## Source information:
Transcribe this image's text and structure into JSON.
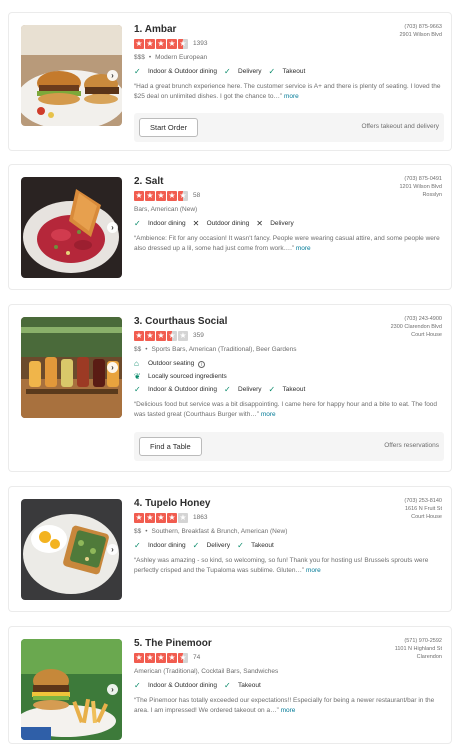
{
  "results": [
    {
      "title": "1. Ambar",
      "rating": 4.5,
      "review_count": "1393",
      "price": "$$$",
      "categories": "Modern European",
      "phone": "(703) 875-9663",
      "address_lines": [
        "2901 Wilson Blvd"
      ],
      "amenities": [
        {
          "label": "Indoor & Outdoor dining",
          "available": true
        },
        {
          "label": "Delivery",
          "available": true
        },
        {
          "label": "Takeout",
          "available": true
        }
      ],
      "features": [],
      "snippet": "“Had a great brunch experience here. The customer service is A+ and there is plenty of seating. I loved the $25 deal on unlimited dishes. I got the chance to…”",
      "more_label": "more",
      "action": {
        "button": "Start Order",
        "note": "Offers takeout and delivery"
      }
    },
    {
      "title": "2. Salt",
      "rating": 4.5,
      "review_count": "58",
      "price": "",
      "categories": "Bars, American (New)",
      "phone": "(703) 875-0491",
      "address_lines": [
        "1201 Wilson Blvd",
        "Rosslyn"
      ],
      "amenities": [
        {
          "label": "Indoor dining",
          "available": true
        },
        {
          "label": "Outdoor dining",
          "available": false
        },
        {
          "label": "Delivery",
          "available": false
        }
      ],
      "features": [],
      "snippet": "“Ambience: Fit for any occasion! It wasn't fancy. People were wearing casual attire, and some people were also dressed up a lil, some had just come from work….”",
      "more_label": "more",
      "action": null
    },
    {
      "title": "3. Courthaus Social",
      "rating": 3.5,
      "review_count": "359",
      "price": "$$",
      "categories": "Sports Bars, American (Traditional), Beer Gardens",
      "phone": "(703) 243-4900",
      "address_lines": [
        "2300 Clarendon Blvd",
        "Court House"
      ],
      "features": [
        {
          "label": "Outdoor seating",
          "icon": "storefront-icon",
          "info": true
        },
        {
          "label": "Locally sourced ingredients",
          "icon": "leaf-icon",
          "info": false
        }
      ],
      "amenities": [
        {
          "label": "Indoor & Outdoor dining",
          "available": true
        },
        {
          "label": "Delivery",
          "available": true
        },
        {
          "label": "Takeout",
          "available": true
        }
      ],
      "snippet": "“Delicious food but service was a bit disappointing. I came here for happy hour and a bite to eat. The food was tasted great (Courthaus Burger with…”",
      "more_label": "more",
      "action": {
        "button": "Find a Table",
        "note": "Offers reservations"
      }
    },
    {
      "title": "4. Tupelo Honey",
      "rating": 4,
      "review_count": "1863",
      "price": "$$",
      "categories": "Southern, Breakfast & Brunch, American (New)",
      "phone": "(703) 253-8140",
      "address_lines": [
        "1616 N Fruit St",
        "Court House"
      ],
      "amenities": [
        {
          "label": "Indoor dining",
          "available": true
        },
        {
          "label": "Delivery",
          "available": true
        },
        {
          "label": "Takeout",
          "available": true
        }
      ],
      "features": [],
      "snippet": "“Ashley was amazing - so kind, so welcoming, so fun! Thank you for hosting us! Brussels sprouts were perfectly crisped and the Tupaloma was sublime. Gluten…”",
      "more_label": "more",
      "action": null
    },
    {
      "title": "5. The Pinemoor",
      "rating": 4.5,
      "review_count": "74",
      "price": "",
      "categories": "American (Traditional), Cocktail Bars, Sandwiches",
      "phone": "(571) 970-2592",
      "address_lines": [
        "1101 N Highland St",
        "Clarendon"
      ],
      "amenities": [
        {
          "label": "Indoor & Outdoor dining",
          "available": true
        },
        {
          "label": "Takeout",
          "available": true
        }
      ],
      "features": [],
      "snippet": "“The Pinemoor has totally exceeded our expectations!! Especially for being a newer restaurant/bar in the area. I am impressed! We ordered takeout on a…”",
      "more_label": "more",
      "action": null
    }
  ],
  "colors": {
    "star": "#f15c4f",
    "check": "#088a6a",
    "link": "#027a97"
  },
  "icons": {
    "check": "check-icon",
    "cross": "x-icon",
    "photo_next": "chevron-right-icon"
  }
}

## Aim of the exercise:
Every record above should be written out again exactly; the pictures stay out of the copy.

## Answer section:
Transcribe this image's text and structure into JSON.
{
  "results": [
    {
      "title": "1. Ambar",
      "rating": 4.5,
      "review_count": "1393",
      "price": "$$$",
      "categories": "Modern European",
      "phone": "(703) 875-9663",
      "address_lines": [
        "2901 Wilson Blvd"
      ],
      "amenities": [
        {
          "label": "Indoor & Outdoor dining",
          "available": true
        },
        {
          "label": "Delivery",
          "available": true
        },
        {
          "label": "Takeout",
          "available": true
        }
      ],
      "features": [],
      "snippet": "“Had a great brunch experience here. The customer service is A+ and there is plenty of seating. I loved the $25 deal on unlimited dishes. I got the chance to…”",
      "more_label": "more",
      "action": {
        "button": "Start Order",
        "note": "Offers takeout and delivery"
      }
    },
    {
      "title": "2. Salt",
      "rating": 4.5,
      "review_count": "58",
      "price": "",
      "categories": "Bars, American (New)",
      "phone": "(703) 875-0491",
      "address_lines": [
        "1201 Wilson Blvd",
        "Rosslyn"
      ],
      "amenities": [
        {
          "label": "Indoor dining",
          "available": true
        },
        {
          "label": "Outdoor dining",
          "available": false
        },
        {
          "label": "Delivery",
          "available": false
        }
      ],
      "features": [],
      "snippet": "“Ambience: Fit for any occasion! It wasn't fancy. People were wearing casual attire, and some people were also dressed up a lil, some had just come from work….”",
      "more_label": "more",
      "action": null
    },
    {
      "title": "3. Courthaus Social",
      "rating": 3.5,
      "review_count": "359",
      "price": "$$",
      "categories": "Sports Bars, American (Traditional), Beer Gardens",
      "phone": "(703) 243-4900",
      "address_lines": [
        "2300 Clarendon Blvd",
        "Court House"
      ],
      "features": [
        {
          "label": "Outdoor seating",
          "icon": "storefront-icon",
          "info": true
        },
        {
          "label": "Locally sourced ingredients",
          "icon": "leaf-icon",
          "info": false
        }
      ],
      "amenities": [
        {
          "label": "Indoor & Outdoor dining",
          "available": true
        },
        {
          "label": "Delivery",
          "available": true
        },
        {
          "label": "Takeout",
          "available": true
        }
      ],
      "snippet": "“Delicious food but service was a bit disappointing. I came here for happy hour and a bite to eat. The food was tasted great (Courthaus Burger with…”",
      "more_label": "more",
      "action": {
        "button": "Find a Table",
        "note": "Offers reservations"
      }
    },
    {
      "title": "4. Tupelo Honey",
      "rating": 4,
      "review_count": "1863",
      "price": "$$",
      "categories": "Southern, Breakfast & Brunch, American (New)",
      "phone": "(703) 253-8140",
      "address_lines": [
        "1616 N Fruit St",
        "Court House"
      ],
      "amenities": [
        {
          "label": "Indoor dining",
          "available": true
        },
        {
          "label": "Delivery",
          "available": true
        },
        {
          "label": "Takeout",
          "available": true
        }
      ],
      "features": [],
      "snippet": "“Ashley was amazing - so kind, so welcoming, so fun! Thank you for hosting us! Brussels sprouts were perfectly crisped and the Tupaloma was sublime. Gluten…”",
      "more_label": "more",
      "action": null
    },
    {
      "title": "5. The Pinemoor",
      "rating": 4.5,
      "review_count": "74",
      "price": "",
      "categories": "American (Traditional), Cocktail Bars, Sandwiches",
      "phone": "(571) 970-2592",
      "address_lines": [
        "1101 N Highland St",
        "Clarendon"
      ],
      "amenities": [
        {
          "label": "Indoor & Outdoor dining",
          "available": true
        },
        {
          "label": "Takeout",
          "available": true
        }
      ],
      "features": [],
      "snippet": "“The Pinemoor has totally exceeded our expectations!! Especially for being a newer restaurant/bar in the area. I am impressed! We ordered takeout on a…”",
      "more_label": "more",
      "action": null
    }
  ],
  "colors": {
    "star": "#f15c4f",
    "check": "#088a6a",
    "link": "#027a97"
  },
  "icons": {
    "check": "check-icon",
    "cross": "x-icon",
    "photo_next": "chevron-right-icon"
  }
}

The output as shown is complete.